It has its uses, just don't try speaking it. That is one of the few uses it does not have.
But then we know that. We know that in most of our lives it does not exist in any meaningful sense, which is why we chortle when we hear that they've found another use for it, this time in the esoteric area of road traffic legislation.
We know that if a guard asked us to step out of the car and actually started to talk to us in Irish, we would think we were hallucinating, with or without the aid of drink or drugs.
We get the joke because most of us have colluded in this great fiction for most of our lives, encouraged and at times coerced by the relentless efforts of all parties associated in any way with this project.
When we hear that RTE now has an Irish Language Action Plan - a five-year plan, of course - which is no doubt related to the Government's 20-year strategy, we realise that this weird national comedy will never end.

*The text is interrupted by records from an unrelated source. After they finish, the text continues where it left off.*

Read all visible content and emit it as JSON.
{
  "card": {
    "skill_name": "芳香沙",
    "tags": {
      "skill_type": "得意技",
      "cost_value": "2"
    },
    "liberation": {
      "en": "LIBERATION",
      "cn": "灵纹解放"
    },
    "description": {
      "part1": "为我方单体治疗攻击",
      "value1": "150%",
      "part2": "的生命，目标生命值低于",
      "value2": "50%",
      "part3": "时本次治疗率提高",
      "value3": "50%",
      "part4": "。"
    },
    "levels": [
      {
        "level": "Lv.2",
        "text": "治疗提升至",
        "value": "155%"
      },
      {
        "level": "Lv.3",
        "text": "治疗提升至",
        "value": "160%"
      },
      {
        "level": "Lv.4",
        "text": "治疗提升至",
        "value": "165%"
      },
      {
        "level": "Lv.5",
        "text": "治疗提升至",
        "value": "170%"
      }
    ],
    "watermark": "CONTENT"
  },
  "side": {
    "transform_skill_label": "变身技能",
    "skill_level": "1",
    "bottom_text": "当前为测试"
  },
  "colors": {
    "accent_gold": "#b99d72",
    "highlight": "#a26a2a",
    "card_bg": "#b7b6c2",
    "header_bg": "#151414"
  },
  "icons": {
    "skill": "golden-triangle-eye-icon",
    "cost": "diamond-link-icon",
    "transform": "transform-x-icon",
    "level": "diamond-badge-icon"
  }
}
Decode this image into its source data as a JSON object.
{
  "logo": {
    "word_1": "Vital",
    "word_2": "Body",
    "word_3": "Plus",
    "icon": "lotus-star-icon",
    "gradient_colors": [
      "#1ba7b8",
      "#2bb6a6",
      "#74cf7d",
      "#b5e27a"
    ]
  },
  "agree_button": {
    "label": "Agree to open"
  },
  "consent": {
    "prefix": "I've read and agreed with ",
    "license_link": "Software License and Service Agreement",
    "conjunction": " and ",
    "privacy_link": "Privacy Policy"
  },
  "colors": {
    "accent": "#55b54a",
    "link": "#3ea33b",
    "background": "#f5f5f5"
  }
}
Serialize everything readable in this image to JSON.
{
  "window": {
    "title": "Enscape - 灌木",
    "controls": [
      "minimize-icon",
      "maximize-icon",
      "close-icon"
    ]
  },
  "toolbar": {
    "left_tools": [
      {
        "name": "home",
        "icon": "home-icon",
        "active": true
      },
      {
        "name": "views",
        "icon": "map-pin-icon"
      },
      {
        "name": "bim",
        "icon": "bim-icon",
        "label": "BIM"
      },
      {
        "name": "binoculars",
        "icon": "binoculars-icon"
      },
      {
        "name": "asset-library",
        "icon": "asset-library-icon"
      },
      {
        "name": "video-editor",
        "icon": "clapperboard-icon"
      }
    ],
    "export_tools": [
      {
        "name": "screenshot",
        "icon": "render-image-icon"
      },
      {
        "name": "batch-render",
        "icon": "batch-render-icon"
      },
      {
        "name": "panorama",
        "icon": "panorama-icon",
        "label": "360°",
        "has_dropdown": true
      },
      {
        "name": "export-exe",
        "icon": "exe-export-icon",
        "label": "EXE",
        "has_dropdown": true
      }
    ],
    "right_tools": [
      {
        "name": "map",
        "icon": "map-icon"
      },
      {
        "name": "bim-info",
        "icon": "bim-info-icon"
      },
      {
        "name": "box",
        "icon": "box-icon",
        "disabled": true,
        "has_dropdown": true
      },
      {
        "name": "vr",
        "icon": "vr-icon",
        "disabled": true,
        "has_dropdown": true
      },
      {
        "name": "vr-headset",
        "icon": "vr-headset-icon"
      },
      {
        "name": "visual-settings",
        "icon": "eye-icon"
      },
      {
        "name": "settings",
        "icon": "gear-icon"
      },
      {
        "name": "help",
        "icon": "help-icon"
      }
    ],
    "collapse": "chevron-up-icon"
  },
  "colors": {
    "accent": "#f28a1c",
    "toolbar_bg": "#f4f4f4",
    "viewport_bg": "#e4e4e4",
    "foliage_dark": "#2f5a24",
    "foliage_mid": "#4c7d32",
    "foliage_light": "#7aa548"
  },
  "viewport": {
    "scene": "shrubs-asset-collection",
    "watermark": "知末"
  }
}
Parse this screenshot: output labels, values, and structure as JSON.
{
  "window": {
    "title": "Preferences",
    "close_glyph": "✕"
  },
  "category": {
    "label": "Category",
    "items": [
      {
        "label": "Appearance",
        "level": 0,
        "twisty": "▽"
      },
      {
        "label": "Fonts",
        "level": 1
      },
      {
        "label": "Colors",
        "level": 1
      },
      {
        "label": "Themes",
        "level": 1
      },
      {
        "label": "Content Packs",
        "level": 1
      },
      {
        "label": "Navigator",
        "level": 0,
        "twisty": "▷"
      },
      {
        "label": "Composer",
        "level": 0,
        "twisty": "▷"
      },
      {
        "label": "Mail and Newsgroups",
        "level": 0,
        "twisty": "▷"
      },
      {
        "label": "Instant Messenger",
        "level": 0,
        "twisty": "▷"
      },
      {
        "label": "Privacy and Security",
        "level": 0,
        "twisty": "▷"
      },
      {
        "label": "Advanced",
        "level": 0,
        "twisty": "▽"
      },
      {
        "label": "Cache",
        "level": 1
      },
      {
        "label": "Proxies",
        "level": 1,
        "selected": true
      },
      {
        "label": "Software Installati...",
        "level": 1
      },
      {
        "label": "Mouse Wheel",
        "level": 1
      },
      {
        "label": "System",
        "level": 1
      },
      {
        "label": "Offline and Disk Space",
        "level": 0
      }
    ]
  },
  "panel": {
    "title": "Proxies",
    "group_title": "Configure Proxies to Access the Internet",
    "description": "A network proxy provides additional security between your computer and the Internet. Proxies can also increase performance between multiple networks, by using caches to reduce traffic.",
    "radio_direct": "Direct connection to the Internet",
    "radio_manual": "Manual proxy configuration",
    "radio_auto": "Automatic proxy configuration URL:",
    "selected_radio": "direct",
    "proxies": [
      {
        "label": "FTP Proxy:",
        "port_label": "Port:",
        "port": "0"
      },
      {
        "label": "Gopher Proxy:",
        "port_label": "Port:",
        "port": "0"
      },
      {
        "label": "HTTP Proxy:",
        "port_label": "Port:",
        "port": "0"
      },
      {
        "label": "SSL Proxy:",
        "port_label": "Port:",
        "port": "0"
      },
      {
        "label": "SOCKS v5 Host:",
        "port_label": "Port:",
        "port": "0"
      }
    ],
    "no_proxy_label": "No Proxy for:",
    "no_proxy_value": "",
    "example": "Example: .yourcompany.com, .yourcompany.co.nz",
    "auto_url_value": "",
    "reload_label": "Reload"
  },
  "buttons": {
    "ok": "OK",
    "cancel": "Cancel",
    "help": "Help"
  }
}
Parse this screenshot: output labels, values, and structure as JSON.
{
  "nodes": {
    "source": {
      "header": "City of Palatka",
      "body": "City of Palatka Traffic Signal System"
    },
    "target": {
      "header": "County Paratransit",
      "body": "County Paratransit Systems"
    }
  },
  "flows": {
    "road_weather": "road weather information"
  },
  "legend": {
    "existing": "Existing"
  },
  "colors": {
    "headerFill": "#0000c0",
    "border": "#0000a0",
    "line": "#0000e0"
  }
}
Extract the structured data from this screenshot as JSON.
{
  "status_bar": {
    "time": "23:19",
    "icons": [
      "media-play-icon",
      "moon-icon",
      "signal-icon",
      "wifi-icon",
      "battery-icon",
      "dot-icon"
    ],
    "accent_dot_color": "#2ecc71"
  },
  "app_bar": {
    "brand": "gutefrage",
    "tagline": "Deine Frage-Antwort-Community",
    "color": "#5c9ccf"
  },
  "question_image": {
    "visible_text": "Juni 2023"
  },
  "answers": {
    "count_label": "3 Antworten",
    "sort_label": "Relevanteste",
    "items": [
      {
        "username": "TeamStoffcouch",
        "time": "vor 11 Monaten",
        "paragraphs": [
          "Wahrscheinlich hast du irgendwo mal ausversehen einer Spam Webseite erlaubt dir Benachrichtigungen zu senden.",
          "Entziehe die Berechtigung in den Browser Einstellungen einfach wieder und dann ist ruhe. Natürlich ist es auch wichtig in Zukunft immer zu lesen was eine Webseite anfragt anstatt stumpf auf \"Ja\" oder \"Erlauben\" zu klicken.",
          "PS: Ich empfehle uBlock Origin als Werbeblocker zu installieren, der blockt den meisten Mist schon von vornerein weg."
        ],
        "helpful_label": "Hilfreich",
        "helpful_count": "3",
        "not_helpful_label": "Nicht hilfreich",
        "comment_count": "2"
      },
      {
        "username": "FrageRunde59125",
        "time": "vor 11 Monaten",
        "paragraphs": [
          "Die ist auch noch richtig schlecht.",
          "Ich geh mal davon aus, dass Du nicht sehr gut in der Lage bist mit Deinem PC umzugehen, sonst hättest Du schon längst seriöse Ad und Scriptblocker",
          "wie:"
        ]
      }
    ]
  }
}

And when we are told that the action plan has "93 recommendations", we salute again their inexhaustible ability to hit us with a new punchline.
Yet for all the uses to which the language has been put, there are a few which have not been tried, which might be of some benefit to the people of Ireland and even to the Irish language.
We are looking here, after all, at what seems like an institutional failure of fantastic proportions, a national epic of wrong-headedness and self-delusion. We really need to be studying this, to be examining it without prejudice, to be trying to understand how such an incredible thing could have been happening for so long in a country in the developed world.
How did they do it? How did they arrange it so that millions of Irish people would be forced to spend so much time learning this language, yet would not have the ability or the desire to use it for any purpose for the rest of their lives outside of an institutional setting?
Are the Irish elites of several generations so staggeringly inept that they have somehow contrived to diminish an ancient language to such a level that it lives mainly as a vehicle for crude careerism in a land of lawyers looking for loopholes?
Having thought deeply on such questions for some time, I am starting to shift my position. Yes it has been an epic of wrong-headedness and self-delusion, but I have come to believe that there must be a kind of black-hearted genius at work, that they must have wanted it this way - that maybe Official Ireland is quite happy all round with the way things have gone.
They have fenced off a considerable area in which Gaeilgeoiri have advantages over those of equal or greater ability.
They have shown a dark ingenuity along the way, such as establishing an Irish-language TV station which doesn't require the viewer to know much Irish, if indeed any at all.
And they have embedded Irish in the bullshit formalities of public life, in a way that facilitates the great pretence, but which doesn't interfere with the orderly running of things, with anything that matters to them.
For all their five-year action plans and their 20-year strategies, they have maintained the compulsory Irish in schools, the removal of which is the only move that might make a difference - it would mean at least that the few people who would still do it actually want to do it. But it would also introduce an element of reality to the situation - and this is a project that can't take reality. So we may as well get on with it.
At the McGill Summer School next year, inspired by the disgraceful lack of Irish-language breathalysers, I hope to deliver a paper calling for the creation of an Irish Language Ombudsman (if, indeed, there isn't one already), a role for which I see a desperate need and for which I even have a certain individual in mind.
And a certain salary, with the usual increments, entitlements and emoluments - whatever they are.
Is mise le meas...